### EXERCISE AIM
From the first line to the last, copy the material exactly and leave the pictures out.
*-*-*
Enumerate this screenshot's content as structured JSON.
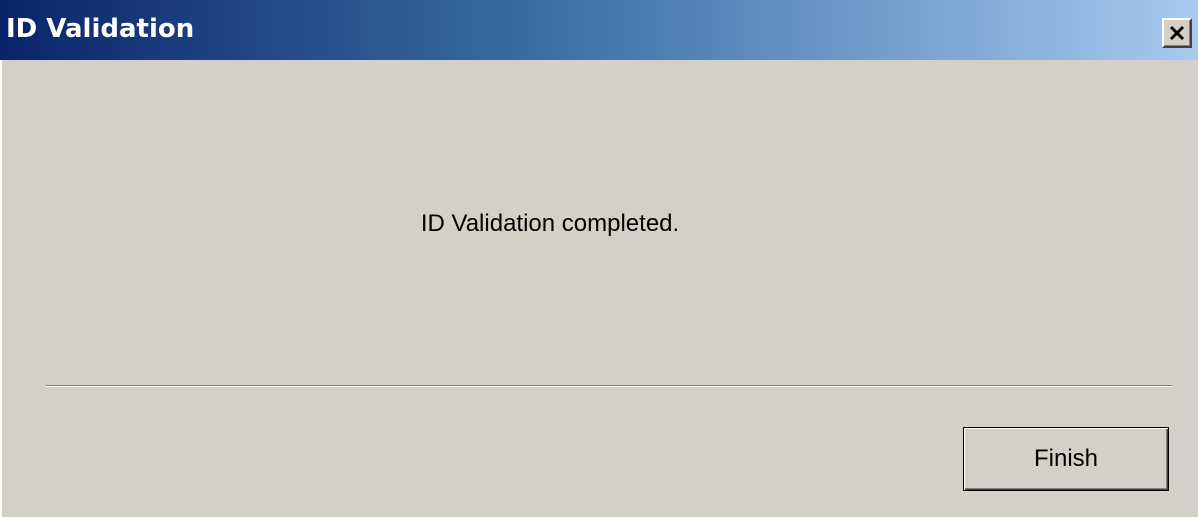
{
  "window": {
    "title": "ID Validation",
    "close_icon": "close-icon"
  },
  "content": {
    "message": "ID Validation completed."
  },
  "footer": {
    "finish_label": "Finish"
  },
  "colors": {
    "title_bar_start": "#0a246a",
    "title_bar_end": "#a6caf0",
    "dialog_background": "#d4d0c8"
  }
}
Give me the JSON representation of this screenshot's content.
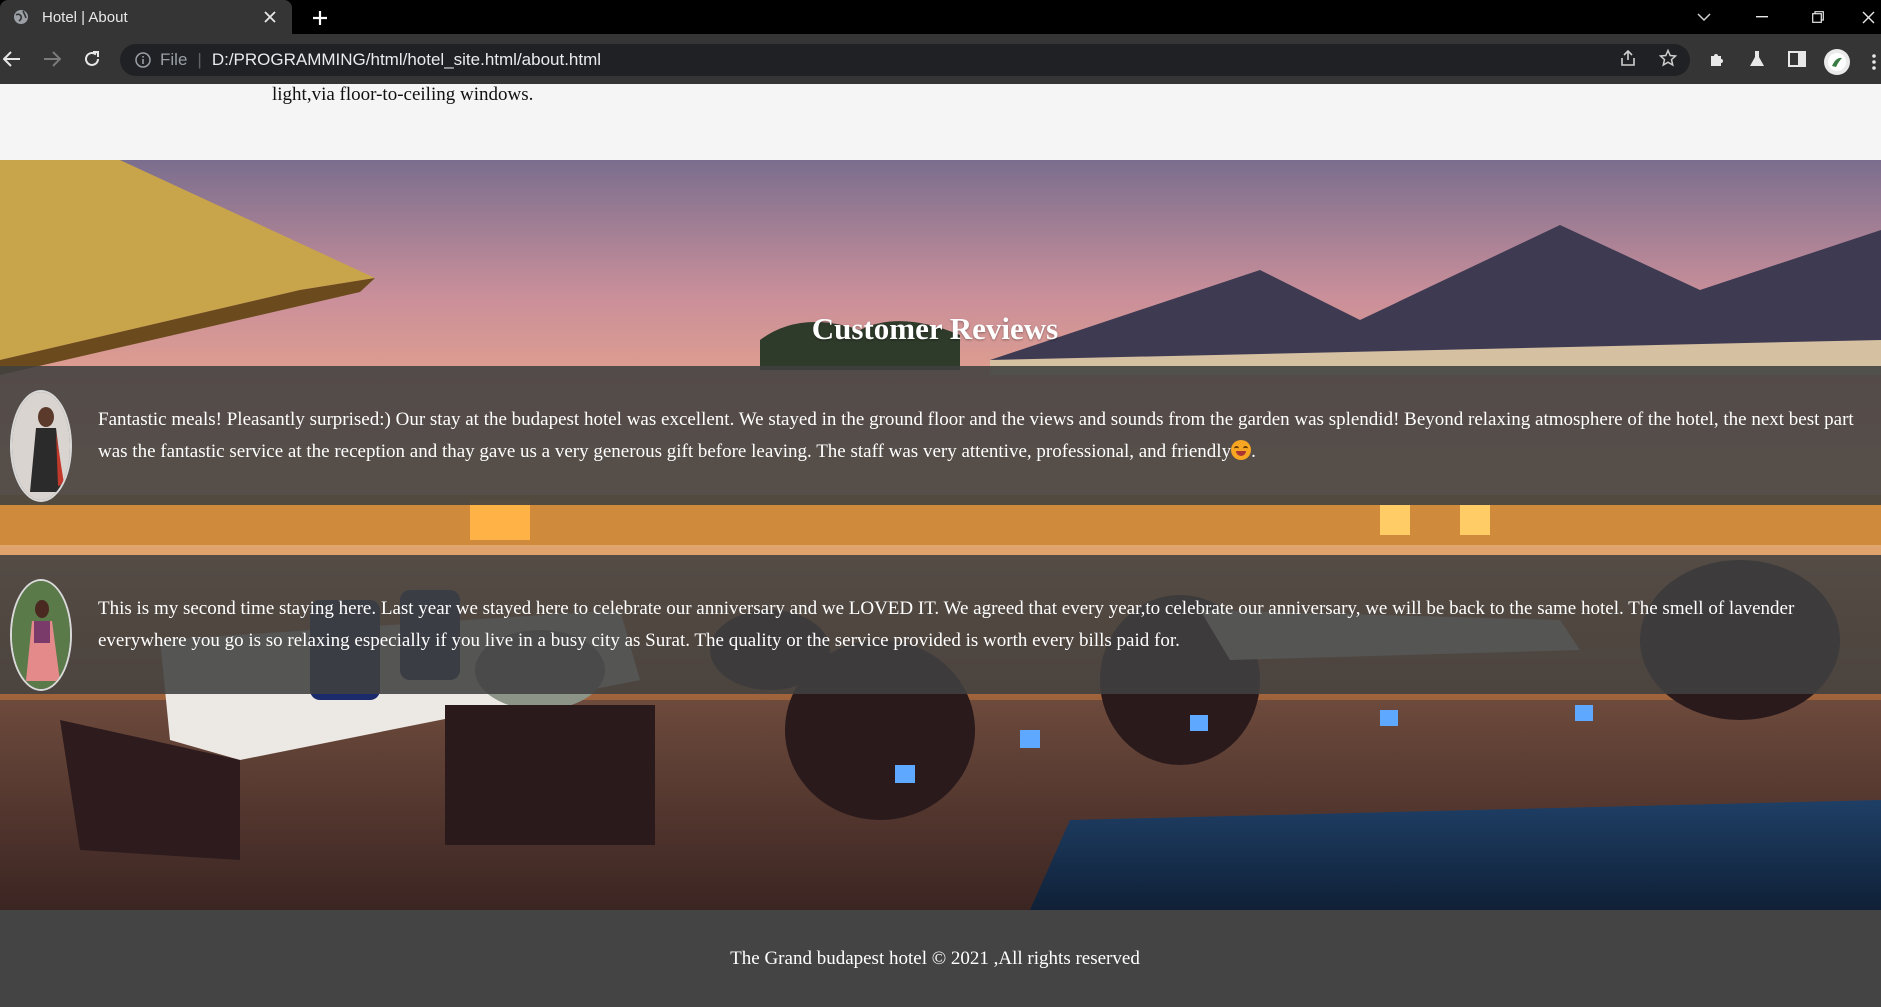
{
  "browser": {
    "tab_title": "Hotel | About",
    "scheme_label": "File",
    "url": "D:/PROGRAMMING/html/hotel_site.html/about.html"
  },
  "page": {
    "intro_tail": "light,via floor-to-ceiling windows.",
    "reviews_title": "Customer Reviews",
    "reviews": [
      {
        "text": "Fantastic meals! Pleasantly surprised:) Our stay at the budapest hotel was excellent. We stayed in the ground floor and the views and sounds from the garden was splendid! Beyond relaxing atmosphere of the hotel, the next best part was the fantastic service at the reception and thay gave us a very generous gift before leaving. The staff was very attentive, professional, and friendly",
        "text_end": "."
      },
      {
        "text": "This is my second time staying here. Last year we stayed here to celebrate our anniversary and we LOVED IT. We agreed that every year,to celebrate our anniversary, we will be back to the same hotel. The smell of lavender everywhere you go is so relaxing especially if you live in a busy city as Surat. The quality or the service provided is worth every bills paid for."
      }
    ],
    "footer": "The Grand budapest hotel © 2021 ,All rights reserved"
  }
}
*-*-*
### EXPECTED ANSWER
Enumerate this screenshot's content as structured JSON.
{
  "window": {
    "title": "ID Validation",
    "close_icon": "close-icon"
  },
  "content": {
    "message": "ID Validation completed."
  },
  "footer": {
    "finish_label": "Finish"
  },
  "colors": {
    "title_bar_start": "#0a246a",
    "title_bar_end": "#a6caf0",
    "dialog_background": "#d4d0c8"
  }
}
Give me the JSON representation of this screenshot's content.
{
  "browser": {
    "tab_title": "Hotel | About",
    "scheme_label": "File",
    "url": "D:/PROGRAMMING/html/hotel_site.html/about.html"
  },
  "page": {
    "intro_tail": "light,via floor-to-ceiling windows.",
    "reviews_title": "Customer Reviews",
    "reviews": [
      {
        "text": "Fantastic meals! Pleasantly surprised:) Our stay at the budapest hotel was excellent. We stayed in the ground floor and the views and sounds from the garden was splendid! Beyond relaxing atmosphere of the hotel, the next best part was the fantastic service at the reception and thay gave us a very generous gift before leaving. The staff was very attentive, professional, and friendly",
        "text_end": "."
      },
      {
        "text": "This is my second time staying here. Last year we stayed here to celebrate our anniversary and we LOVED IT. We agreed that every year,to celebrate our anniversary, we will be back to the same hotel. The smell of lavender everywhere you go is so relaxing especially if you live in a busy city as Surat. The quality or the service provided is worth every bills paid for."
      }
    ],
    "footer": "The Grand budapest hotel © 2021 ,All rights reserved"
  }
}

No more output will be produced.